[PROBLEM] In the records that follow, find each line containing "Настройка" and copy it.

[Dataset rows describing interfaces]

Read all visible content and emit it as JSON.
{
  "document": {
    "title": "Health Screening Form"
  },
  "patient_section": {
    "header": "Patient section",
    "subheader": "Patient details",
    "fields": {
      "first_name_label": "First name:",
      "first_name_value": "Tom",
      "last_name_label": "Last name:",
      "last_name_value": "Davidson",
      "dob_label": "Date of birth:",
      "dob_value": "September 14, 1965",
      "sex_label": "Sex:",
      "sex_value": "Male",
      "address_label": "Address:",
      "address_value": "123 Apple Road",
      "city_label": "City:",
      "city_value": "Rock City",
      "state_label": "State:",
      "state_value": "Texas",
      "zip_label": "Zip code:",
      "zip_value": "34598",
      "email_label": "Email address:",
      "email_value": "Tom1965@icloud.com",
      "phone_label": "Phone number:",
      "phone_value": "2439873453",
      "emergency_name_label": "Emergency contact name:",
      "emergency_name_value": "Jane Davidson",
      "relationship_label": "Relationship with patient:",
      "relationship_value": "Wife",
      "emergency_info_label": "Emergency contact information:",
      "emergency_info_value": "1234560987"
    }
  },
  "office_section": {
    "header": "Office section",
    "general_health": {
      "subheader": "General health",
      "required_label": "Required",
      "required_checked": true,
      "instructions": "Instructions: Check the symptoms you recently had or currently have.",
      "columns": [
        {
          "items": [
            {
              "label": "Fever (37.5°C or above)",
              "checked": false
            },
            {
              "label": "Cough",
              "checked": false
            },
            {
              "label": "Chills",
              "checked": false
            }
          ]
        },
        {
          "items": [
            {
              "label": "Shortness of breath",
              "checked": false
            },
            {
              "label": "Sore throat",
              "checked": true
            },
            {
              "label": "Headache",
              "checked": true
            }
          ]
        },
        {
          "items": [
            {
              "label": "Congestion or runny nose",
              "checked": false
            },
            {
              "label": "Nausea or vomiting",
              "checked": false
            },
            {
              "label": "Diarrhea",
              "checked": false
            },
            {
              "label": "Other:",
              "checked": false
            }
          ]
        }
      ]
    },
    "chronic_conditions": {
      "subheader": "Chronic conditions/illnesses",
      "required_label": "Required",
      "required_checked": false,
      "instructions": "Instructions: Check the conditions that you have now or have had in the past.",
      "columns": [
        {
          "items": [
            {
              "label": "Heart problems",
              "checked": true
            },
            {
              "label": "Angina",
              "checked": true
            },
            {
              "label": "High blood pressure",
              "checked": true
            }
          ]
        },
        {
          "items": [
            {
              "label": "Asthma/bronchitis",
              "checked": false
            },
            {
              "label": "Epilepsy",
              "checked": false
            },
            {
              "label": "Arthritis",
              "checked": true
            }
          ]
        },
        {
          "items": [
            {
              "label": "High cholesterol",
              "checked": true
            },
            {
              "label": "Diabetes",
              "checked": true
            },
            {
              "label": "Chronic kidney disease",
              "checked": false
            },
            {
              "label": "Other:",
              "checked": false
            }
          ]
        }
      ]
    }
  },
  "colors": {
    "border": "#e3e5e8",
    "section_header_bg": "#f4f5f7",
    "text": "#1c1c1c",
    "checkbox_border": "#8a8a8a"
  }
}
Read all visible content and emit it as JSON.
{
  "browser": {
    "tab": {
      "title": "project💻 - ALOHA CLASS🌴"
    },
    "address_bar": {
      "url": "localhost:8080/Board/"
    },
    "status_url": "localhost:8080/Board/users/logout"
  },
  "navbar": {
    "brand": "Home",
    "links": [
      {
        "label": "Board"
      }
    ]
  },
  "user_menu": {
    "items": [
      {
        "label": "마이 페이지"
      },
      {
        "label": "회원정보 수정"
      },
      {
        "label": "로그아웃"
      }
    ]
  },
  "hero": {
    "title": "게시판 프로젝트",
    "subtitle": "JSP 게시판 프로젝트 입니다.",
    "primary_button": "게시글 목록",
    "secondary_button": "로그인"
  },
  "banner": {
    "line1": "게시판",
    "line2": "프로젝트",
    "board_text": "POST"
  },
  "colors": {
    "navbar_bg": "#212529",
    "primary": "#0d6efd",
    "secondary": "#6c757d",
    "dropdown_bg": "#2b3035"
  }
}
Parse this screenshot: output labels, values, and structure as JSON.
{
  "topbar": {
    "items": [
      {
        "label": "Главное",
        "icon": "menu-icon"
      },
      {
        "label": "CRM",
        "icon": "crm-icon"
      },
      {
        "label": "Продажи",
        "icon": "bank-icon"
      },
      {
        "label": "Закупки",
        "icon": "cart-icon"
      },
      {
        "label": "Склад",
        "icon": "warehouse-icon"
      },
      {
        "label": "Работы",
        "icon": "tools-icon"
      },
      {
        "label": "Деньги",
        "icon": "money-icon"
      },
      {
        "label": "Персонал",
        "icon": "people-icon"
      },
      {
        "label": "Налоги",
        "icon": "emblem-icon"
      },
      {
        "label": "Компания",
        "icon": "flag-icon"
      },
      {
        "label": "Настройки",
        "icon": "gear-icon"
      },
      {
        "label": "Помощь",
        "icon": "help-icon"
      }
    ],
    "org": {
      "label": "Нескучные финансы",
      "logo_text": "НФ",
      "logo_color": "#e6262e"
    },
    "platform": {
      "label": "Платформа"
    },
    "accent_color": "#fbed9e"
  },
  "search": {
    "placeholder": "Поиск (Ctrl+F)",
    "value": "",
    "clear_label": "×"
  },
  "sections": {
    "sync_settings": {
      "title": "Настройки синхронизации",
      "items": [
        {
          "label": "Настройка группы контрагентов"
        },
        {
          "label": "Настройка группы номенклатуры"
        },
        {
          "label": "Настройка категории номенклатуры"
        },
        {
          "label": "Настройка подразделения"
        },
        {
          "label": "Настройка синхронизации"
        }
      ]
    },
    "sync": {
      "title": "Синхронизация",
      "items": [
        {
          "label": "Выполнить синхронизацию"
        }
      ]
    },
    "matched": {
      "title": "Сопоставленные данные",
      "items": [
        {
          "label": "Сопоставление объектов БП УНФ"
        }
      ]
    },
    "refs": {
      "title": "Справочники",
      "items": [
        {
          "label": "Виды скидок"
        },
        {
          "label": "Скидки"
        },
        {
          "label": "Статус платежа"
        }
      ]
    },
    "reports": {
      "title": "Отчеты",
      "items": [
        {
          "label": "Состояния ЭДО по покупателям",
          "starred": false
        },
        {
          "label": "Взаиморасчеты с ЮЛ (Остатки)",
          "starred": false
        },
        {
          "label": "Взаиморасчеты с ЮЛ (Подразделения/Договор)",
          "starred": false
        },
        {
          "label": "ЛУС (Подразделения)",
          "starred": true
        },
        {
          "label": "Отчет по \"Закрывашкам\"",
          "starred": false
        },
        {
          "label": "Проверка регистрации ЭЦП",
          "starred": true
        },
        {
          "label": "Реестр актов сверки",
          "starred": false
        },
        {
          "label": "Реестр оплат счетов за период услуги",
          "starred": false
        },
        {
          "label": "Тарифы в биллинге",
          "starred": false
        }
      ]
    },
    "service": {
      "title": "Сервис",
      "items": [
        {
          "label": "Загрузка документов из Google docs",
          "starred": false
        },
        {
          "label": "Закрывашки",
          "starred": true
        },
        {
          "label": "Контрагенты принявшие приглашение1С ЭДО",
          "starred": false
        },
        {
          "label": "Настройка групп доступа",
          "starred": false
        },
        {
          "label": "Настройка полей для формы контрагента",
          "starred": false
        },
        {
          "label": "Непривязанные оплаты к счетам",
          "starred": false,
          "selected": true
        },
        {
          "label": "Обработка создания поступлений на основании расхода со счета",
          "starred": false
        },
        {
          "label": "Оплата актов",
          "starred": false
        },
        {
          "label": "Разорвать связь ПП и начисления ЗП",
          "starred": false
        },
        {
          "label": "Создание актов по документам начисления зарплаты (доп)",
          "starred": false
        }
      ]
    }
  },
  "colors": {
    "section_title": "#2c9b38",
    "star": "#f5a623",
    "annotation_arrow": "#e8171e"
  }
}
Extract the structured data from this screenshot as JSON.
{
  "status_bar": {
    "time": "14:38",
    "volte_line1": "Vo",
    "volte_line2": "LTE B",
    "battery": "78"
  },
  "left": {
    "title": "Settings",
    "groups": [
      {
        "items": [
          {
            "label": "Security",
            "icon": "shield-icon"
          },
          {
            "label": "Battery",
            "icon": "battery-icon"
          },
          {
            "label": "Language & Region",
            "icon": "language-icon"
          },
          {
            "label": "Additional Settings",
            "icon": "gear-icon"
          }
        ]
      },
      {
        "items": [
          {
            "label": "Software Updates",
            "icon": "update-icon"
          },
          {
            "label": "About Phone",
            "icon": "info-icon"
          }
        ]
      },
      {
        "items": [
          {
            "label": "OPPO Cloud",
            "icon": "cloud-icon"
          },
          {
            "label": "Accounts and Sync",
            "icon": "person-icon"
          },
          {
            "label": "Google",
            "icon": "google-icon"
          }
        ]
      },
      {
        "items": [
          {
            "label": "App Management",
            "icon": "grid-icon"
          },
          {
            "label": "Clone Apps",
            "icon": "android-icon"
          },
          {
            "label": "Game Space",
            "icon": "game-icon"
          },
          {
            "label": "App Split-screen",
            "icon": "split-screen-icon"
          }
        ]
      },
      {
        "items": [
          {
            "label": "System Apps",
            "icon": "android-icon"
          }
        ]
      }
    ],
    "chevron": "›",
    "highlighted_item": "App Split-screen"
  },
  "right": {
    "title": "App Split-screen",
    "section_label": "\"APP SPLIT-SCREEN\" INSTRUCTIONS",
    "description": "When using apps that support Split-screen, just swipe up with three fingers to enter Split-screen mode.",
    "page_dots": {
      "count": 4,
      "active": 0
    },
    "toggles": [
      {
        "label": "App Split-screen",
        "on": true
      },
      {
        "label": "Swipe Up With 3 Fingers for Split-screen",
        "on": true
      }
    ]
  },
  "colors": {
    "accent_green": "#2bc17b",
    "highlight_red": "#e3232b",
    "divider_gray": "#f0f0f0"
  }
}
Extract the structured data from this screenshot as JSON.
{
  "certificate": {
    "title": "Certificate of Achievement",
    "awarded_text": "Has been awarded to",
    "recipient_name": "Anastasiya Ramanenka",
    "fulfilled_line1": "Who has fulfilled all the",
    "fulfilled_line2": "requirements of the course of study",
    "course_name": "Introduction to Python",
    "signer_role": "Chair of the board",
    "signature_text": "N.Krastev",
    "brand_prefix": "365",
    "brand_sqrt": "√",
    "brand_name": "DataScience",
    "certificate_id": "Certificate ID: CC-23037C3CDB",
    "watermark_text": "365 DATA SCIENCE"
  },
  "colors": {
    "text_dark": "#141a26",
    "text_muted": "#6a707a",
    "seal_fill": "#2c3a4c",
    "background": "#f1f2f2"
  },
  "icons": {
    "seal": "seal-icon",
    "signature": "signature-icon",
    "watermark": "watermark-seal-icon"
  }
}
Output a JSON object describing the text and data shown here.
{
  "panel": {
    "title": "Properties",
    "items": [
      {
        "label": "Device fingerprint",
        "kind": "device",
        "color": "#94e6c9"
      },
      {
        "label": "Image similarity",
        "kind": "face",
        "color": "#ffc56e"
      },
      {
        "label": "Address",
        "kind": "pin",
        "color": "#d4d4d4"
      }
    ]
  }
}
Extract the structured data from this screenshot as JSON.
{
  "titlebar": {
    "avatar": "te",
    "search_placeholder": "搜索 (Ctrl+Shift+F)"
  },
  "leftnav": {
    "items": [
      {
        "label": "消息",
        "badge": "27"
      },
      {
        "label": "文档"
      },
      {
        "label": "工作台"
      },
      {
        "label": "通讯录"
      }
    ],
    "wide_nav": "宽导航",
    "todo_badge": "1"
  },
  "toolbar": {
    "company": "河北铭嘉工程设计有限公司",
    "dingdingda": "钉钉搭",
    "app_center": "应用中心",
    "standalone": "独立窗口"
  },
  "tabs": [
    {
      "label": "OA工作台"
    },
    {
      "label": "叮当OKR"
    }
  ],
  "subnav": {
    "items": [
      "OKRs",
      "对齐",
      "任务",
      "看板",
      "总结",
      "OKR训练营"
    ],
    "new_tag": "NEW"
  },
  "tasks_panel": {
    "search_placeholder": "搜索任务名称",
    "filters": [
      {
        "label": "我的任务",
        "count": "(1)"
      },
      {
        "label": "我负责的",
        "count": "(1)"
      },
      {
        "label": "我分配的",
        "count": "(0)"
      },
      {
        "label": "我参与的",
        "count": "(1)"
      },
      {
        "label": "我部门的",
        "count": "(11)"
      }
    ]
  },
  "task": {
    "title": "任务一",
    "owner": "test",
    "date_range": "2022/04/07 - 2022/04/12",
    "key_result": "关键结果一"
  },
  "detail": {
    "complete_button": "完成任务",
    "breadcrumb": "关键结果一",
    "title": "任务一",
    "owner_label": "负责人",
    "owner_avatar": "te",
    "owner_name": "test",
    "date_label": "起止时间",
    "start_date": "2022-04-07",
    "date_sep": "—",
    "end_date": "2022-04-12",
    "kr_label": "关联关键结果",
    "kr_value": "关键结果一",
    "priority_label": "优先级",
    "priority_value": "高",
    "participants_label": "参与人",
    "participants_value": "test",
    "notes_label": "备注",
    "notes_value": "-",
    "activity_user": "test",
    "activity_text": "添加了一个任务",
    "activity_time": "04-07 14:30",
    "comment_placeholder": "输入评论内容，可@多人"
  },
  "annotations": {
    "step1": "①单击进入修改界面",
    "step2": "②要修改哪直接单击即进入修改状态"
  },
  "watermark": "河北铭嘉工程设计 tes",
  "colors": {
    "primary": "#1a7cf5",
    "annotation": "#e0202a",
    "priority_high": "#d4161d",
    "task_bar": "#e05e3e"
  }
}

[EXERCISE ANSWER]
          "label": "Настройка группы контрагентов"
          "label": "Настройка группы номенклатуры"
          "label": "Настройка категории номенклатуры"
          "label": "Настройка подразделения"
          "label": "Настройка синхронизации"
          "label": "Настройка групп доступа",
          "label": "Настройка полей для формы контрагента",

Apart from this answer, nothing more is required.